Component data from apps and pages
----------------------------------------

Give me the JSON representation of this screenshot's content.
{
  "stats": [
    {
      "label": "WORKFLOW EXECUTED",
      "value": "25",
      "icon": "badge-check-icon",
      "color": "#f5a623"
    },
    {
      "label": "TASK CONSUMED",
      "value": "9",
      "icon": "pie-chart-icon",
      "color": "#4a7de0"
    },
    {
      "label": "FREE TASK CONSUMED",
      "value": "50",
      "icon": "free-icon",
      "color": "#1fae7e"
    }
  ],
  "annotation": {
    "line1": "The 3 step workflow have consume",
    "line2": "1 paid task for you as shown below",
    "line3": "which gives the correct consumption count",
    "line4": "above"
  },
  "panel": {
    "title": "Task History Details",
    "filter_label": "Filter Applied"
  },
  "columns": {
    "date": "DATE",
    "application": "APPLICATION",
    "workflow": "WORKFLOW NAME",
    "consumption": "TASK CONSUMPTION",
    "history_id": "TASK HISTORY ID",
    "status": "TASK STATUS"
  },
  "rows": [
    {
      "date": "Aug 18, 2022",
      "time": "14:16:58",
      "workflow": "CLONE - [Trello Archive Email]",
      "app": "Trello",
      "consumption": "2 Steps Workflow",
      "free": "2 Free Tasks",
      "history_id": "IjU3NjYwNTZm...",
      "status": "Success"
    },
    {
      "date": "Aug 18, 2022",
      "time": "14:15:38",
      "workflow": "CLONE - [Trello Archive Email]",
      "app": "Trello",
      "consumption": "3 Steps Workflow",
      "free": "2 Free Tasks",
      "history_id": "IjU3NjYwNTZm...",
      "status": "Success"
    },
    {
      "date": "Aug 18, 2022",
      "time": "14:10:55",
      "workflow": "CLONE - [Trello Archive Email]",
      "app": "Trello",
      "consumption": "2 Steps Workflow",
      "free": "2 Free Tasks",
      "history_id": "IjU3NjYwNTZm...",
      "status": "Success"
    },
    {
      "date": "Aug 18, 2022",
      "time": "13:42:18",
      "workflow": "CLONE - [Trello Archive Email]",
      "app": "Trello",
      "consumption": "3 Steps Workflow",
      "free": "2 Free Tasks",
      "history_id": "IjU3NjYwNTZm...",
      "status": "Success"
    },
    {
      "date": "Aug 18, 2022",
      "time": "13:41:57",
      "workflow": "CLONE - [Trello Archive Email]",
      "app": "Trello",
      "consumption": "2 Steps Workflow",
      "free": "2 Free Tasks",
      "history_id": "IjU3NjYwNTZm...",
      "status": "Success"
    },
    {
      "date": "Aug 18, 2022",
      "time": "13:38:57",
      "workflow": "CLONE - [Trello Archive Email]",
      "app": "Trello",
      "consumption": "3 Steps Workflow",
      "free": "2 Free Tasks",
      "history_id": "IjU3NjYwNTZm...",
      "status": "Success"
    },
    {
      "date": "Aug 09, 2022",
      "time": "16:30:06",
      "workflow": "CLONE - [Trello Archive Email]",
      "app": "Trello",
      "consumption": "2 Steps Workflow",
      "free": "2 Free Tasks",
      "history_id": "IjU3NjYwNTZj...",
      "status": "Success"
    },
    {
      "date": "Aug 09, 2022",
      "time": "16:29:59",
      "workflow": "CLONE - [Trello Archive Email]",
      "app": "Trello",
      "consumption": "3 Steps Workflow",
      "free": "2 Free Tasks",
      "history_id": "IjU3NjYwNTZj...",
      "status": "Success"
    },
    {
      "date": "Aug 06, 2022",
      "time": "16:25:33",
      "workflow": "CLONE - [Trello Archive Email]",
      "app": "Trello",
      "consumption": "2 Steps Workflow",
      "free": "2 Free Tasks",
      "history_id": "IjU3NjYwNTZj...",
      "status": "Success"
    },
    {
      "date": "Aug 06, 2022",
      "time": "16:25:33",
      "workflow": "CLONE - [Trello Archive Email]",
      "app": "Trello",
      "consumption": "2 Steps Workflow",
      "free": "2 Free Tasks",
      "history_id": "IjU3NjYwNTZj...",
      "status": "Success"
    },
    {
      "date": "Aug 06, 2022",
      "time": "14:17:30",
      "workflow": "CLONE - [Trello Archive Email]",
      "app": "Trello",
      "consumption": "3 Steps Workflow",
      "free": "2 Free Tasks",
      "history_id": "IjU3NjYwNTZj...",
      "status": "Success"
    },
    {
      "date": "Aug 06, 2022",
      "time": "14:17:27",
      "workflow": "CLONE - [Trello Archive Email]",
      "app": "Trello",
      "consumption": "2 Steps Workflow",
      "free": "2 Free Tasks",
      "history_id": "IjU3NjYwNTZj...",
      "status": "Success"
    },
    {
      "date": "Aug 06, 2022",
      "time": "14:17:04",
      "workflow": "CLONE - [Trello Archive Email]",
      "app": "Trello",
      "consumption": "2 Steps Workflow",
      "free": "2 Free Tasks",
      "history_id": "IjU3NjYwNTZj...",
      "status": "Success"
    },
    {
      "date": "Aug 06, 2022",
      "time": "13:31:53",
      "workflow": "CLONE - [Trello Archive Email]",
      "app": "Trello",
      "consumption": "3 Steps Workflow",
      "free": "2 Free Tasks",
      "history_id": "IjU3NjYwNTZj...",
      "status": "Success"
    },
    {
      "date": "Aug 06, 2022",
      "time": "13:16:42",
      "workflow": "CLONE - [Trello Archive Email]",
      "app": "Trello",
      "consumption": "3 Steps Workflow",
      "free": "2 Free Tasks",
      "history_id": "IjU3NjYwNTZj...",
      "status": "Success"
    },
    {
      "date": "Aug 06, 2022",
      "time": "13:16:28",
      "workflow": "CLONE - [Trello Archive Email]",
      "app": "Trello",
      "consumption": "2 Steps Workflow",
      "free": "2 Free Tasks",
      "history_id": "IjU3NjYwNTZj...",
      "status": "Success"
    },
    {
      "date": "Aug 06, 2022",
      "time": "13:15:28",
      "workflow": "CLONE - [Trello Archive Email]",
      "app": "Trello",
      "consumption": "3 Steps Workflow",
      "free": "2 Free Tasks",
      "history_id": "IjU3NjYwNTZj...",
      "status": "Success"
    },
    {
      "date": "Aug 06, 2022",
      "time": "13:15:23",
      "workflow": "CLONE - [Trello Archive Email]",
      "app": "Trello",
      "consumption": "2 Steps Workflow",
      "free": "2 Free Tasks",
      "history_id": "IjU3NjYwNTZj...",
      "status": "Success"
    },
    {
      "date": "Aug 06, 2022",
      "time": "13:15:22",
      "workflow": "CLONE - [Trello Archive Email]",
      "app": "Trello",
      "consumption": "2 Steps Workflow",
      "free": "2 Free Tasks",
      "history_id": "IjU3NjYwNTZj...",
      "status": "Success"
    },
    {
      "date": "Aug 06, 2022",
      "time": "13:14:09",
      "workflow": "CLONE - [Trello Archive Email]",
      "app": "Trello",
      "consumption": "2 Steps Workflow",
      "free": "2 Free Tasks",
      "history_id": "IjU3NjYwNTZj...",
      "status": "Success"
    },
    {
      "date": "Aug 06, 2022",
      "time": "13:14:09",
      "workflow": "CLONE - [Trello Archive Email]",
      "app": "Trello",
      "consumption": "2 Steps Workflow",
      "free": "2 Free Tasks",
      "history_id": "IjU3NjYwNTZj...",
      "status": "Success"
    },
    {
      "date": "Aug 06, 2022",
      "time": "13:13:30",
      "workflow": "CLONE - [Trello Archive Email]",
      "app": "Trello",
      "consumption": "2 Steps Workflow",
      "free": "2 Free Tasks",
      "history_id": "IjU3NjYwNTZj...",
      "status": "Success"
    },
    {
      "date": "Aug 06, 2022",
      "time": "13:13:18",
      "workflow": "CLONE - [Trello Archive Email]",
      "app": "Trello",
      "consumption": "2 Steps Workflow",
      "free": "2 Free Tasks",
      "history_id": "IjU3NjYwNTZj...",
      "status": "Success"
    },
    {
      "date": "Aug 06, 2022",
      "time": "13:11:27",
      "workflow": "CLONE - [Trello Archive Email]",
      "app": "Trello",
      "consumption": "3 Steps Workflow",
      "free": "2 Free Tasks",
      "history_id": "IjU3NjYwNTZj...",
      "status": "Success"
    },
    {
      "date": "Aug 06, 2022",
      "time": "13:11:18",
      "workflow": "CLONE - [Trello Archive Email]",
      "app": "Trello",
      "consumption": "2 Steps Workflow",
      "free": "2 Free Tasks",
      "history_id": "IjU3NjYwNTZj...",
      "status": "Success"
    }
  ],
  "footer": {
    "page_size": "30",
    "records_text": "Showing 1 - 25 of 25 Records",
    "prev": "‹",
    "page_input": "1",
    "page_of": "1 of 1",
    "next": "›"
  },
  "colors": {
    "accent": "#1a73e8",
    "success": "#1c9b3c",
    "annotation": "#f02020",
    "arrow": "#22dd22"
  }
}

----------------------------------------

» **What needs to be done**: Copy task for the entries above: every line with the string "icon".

» **Solution to this task**:
      "icon": "badge-check-icon",
      "icon": "pie-chart-icon",
      "icon": "free-icon",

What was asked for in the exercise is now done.